Earlier this month, the New York City Department of Transportation announced plans to experiment with 20 mph zones — replacing the city’s default 30 mph speed limit in one pilot neighborhood. Whoever gets the first 20 mph treatment will see benefits that residents of British cities and towns have become increasingly familiar with in recent years.
In the UK, some 3 million people live in areas with 20 mph speed limits. The experience there shows that not only do slower speeds save lives, but lowering the limit to 20 mph improves the way local streets function in more ways than one. According to the 20’s Plenty for Us campaign, the change has produced wide-ranging benefits, including less traffic, increased walking and biking, greater independence for children, the elderly and infirm, better health, and calmer driving conditions for motorists.
A few months ago, I discovered Matt Logue’s Empty LA photographs. I didn’t think much about it at the time, but every time I was stuck in rush hour all-hour traffic, I found myself thinking, “What if tomorrow everyone’s car disappeared?”What would that scene look like? How would people react? How quickly would the atmosphere rebound from centuries of fossil fuel emissions?So I took Matt Logue’s still photography concept and applied it to something that I do best — time lapse. I built a story around the idea of us being shackled to this ball and chain; this love-hate relationship with whom we spend so much time with here in LA.
Inspired by Matt Logue’s Empty LA.
Read more about this video at http://rossching.com/running-on-empty
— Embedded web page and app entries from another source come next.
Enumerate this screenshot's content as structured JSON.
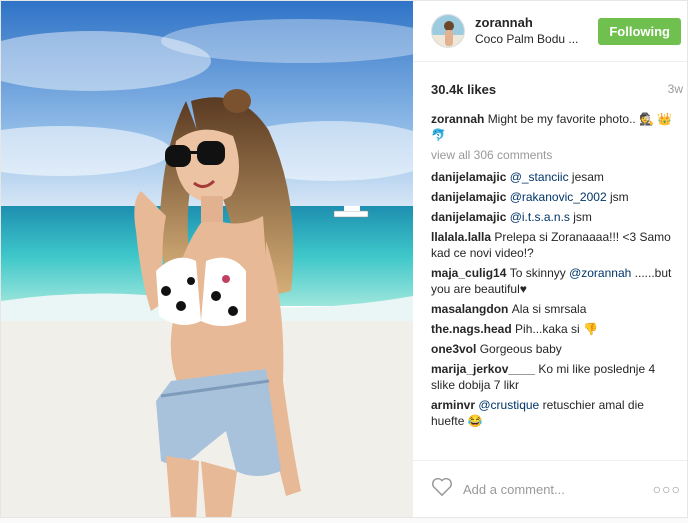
{
  "header": {
    "username": "zorannah",
    "location": "Coco Palm Bodu ...",
    "follow_label": "Following",
    "follow_color": "#70c050"
  },
  "meta": {
    "likes": "30.4k likes",
    "time": "3w"
  },
  "caption": {
    "author": "zorannah",
    "text": "Might be my favorite photo.. 🕵 👑🐬"
  },
  "view_all": "view all 306 comments",
  "comments": [
    {
      "author": "danijelamajic",
      "segments": [
        {
          "t": "@_stanciic",
          "m": true
        },
        {
          "t": " jesam",
          "m": false
        }
      ]
    },
    {
      "author": "danijelamajic",
      "segments": [
        {
          "t": "@rakanovic_2002",
          "m": true
        },
        {
          "t": " jsm",
          "m": false
        }
      ]
    },
    {
      "author": "danijelamajic",
      "segments": [
        {
          "t": "@i.t.s.a.n.s",
          "m": true
        },
        {
          "t": " jsm",
          "m": false
        }
      ]
    },
    {
      "author": "llalala.lalla",
      "segments": [
        {
          "t": "Prelepa si Zoranaaaa!!! <3 Samo kad ce novi video!?",
          "m": false
        }
      ]
    },
    {
      "author": "maja_culig14",
      "segments": [
        {
          "t": "To skinnyy ",
          "m": false
        },
        {
          "t": "@zorannah",
          "m": true
        },
        {
          "t": " ......but you are beautiful♥",
          "m": false
        }
      ]
    },
    {
      "author": "masalangdon",
      "segments": [
        {
          "t": "Ala si smrsala",
          "m": false
        }
      ]
    },
    {
      "author": "the.nags.head",
      "segments": [
        {
          "t": "Pih...kaka si 👎",
          "m": false
        }
      ]
    },
    {
      "author": "one3vol",
      "segments": [
        {
          "t": "Gorgeous baby",
          "m": false
        }
      ]
    },
    {
      "author": "marija_jerkov____",
      "segments": [
        {
          "t": "Ko mi like poslednje 4 slike dobija 7 likr",
          "m": false
        }
      ]
    },
    {
      "author": "arminvr",
      "segments": [
        {
          "t": "@crustique",
          "m": true
        },
        {
          "t": " retuschier amal die huefte 😂",
          "m": false
        }
      ]
    }
  ],
  "footer": {
    "heart_icon": "heart-outline-icon",
    "comment_placeholder": "Add a comment...",
    "more_icon": "more-options-icon",
    "more_glyph": "○○○"
  }
}
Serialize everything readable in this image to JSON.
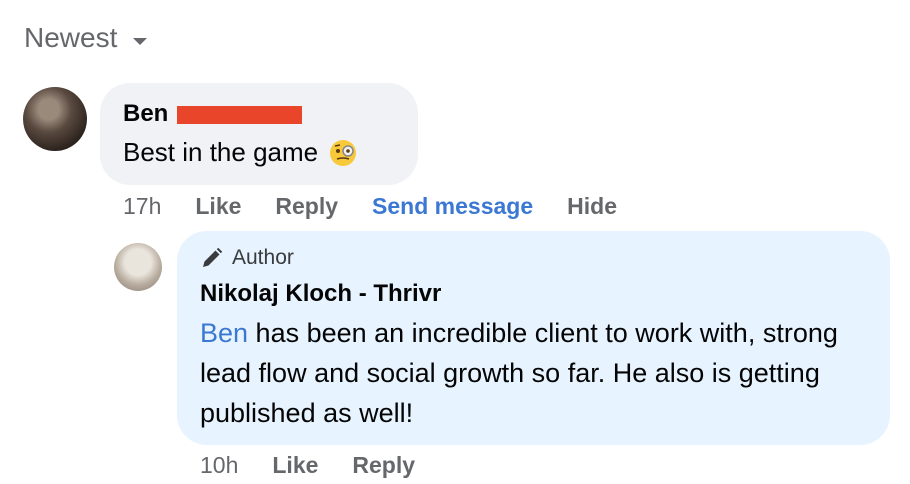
{
  "sort": {
    "label": "Newest",
    "icon": "caret-down-icon"
  },
  "comment": {
    "author": "Ben",
    "text": "Best in the game",
    "emoji": "monocle-face-emoji",
    "time": "17h",
    "actions": {
      "like": "Like",
      "reply": "Reply",
      "send_message": "Send message",
      "hide": "Hide"
    }
  },
  "reply": {
    "badge": "Author",
    "badge_icon": "pencil-icon",
    "author": "Nikolaj Kloch - Thrivr",
    "mention": "Ben",
    "text": " has been an incredible client to work with, strong lead flow and social growth so far. He also is getting published as well!",
    "time": "10h",
    "actions": {
      "like": "Like",
      "reply": "Reply"
    }
  },
  "colors": {
    "link": "#3b78d3",
    "bubble": "#f0f2f5",
    "reply_bubble": "#e7f3ff",
    "redaction": "#e8452b"
  }
}
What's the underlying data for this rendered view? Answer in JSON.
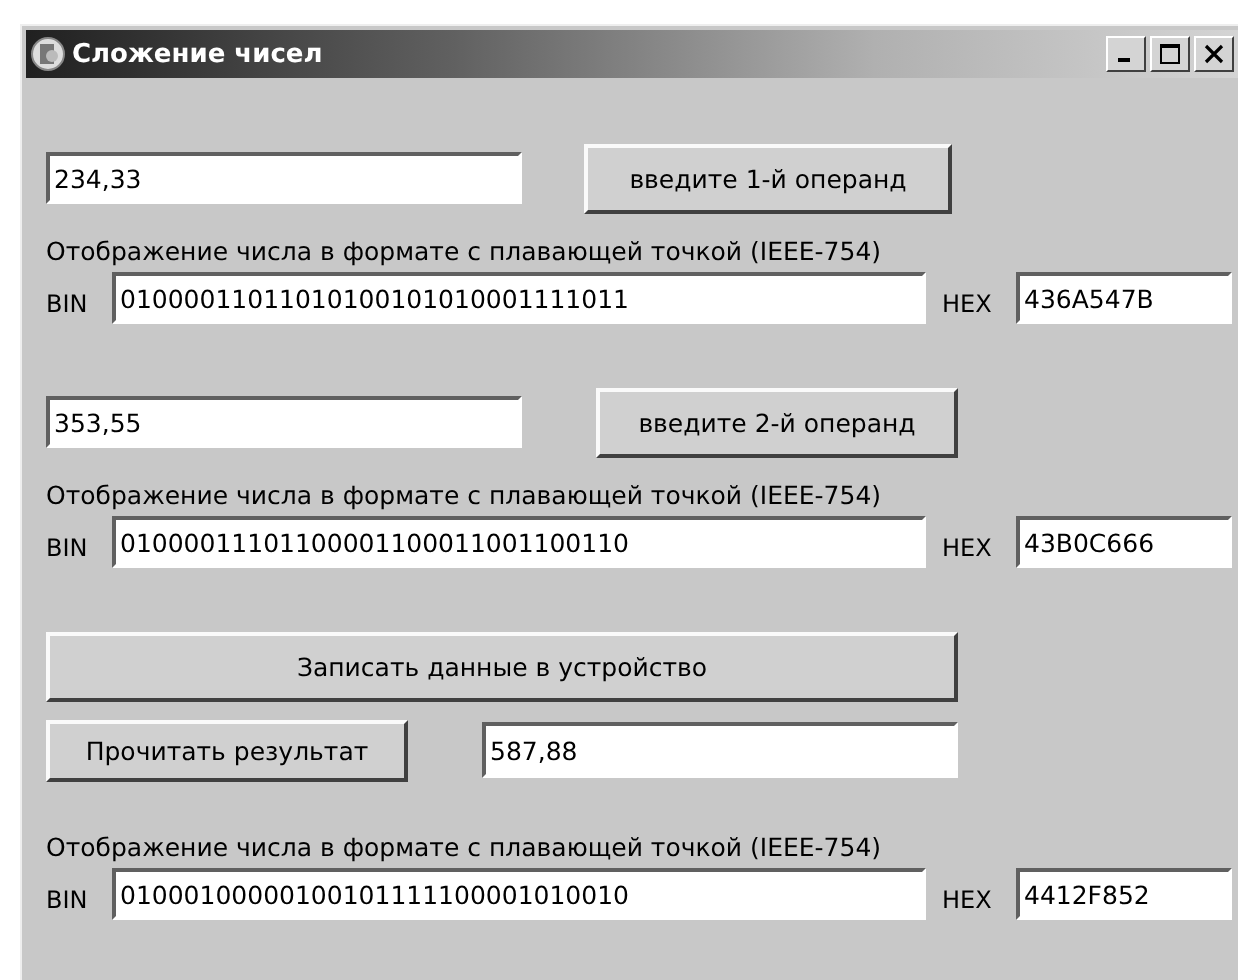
{
  "window": {
    "title": "Сложение чисел"
  },
  "operands": [
    {
      "value": "234,33",
      "button": "введите 1-й операнд",
      "caption": "Отображение числа в формате с плавающей точкой (IEEE-754)",
      "bin_label": "BIN",
      "bin": "01000011011010100101010001111011",
      "hex_label": "HEX",
      "hex": "436A547B"
    },
    {
      "value": "353,55",
      "button": "введите 2-й операнд",
      "caption": "Отображение числа в формате с плавающей точкой (IEEE-754)",
      "bin_label": "BIN",
      "bin": "01000011101100001100011001100110",
      "hex_label": "HEX",
      "hex": "43B0C666"
    }
  ],
  "write_button": "Записать данные в устройство",
  "result": {
    "button": "Прочитать результат",
    "value": "587,88",
    "caption": "Отображение числа в формате с плавающей точкой (IEEE-754)",
    "bin_label": "BIN",
    "bin": "01000100000100101111100001010010",
    "hex_label": "HEX",
    "hex": "4412F852"
  }
}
SAM: It is shot on a Nikon D3 (and one shot on a D80), as a series of stills. I used my Tamron 17-50mm f/2.8 and Sigma 50-150mm f/2.8 lenses for all of these shots. Most were shot at 4fps in DX crop mode, which is the fastest the D3 could continuously write out to the memory card. The boats had slower frame rates, and the night shots used exposures up to two seconds each. The camera actually has an automatic cut off after 130 shots, so for longer shots I counted each click and quickly released and re-pressed the shutter release after 130 to keep shooting.
ME: That has to be a lot of stills!
SAM: I shot over 35,000.
ME: Holy shit.
SAM: No kidding.
ME: How did you capture the mini look?
SAM: I did some initial tests a while back using a rented 24mm tilt-shift lens, which is the standard way to do this. However, after my tests, I found it made much more sense to do this effect in post, rather than in camera. Shooting tilt-shift requires a tripod, as it is very hard to stabilise afterwards, and gives less flexibility in the final look. I opted to shoot it on normal lenses, which allowed me options in the depth of field and shot movement in post. I used a tripod for the night shots, and my Gorillapod (which is much more portable) where possible, but many locations—like hanging over the edge of a roof or through a gap in fencing on a bridge– had to be shot hand held, and the inevitable wobble removed afterwards.
ME: That sounds kinda badass.
SAM: Um, sure?
ME: How long did the shoot take?
SAM: The entire shoot was completed in 5 days and two evenings, during the hottest week of August 2009. Many thanks go to all the people who gave me access to rooftops, penthouses and balconies to shoot from.
ME: So, you’re sitting with 35,000 stills. I’d probably have a Virgo-clutter overload and need a beer… But what did you do?
SAM: At first, I had a beer.
ME: Good man.
SAM: The footage was shot as raw NEFs, which I organised and colour graded in Adobe Lightroom. I always shoot raw, as it gives you so much more latitude when grading. These were then output as 720p jpg sequences and quickly stabilised to do the initial edit. Once the edit was mostly locked, all the final footage was re-output at full 2800px resolution, tracked, stabilised and the DOF effect and movement added in Eyeon Fusion, using Frischluft Lenscare. I output the final shots at 1080p. Although most shots stay with the basic tilt-shift effect, some have focus pulls, or more complex depth mattes were built up along with some paint work to allow buildings to drop out of focus next to the in-focus ground. This would not have been possible if I had shot using tilt shift lenses on the camera, which works best with relatively flat landscapes. New York City is anything but flat!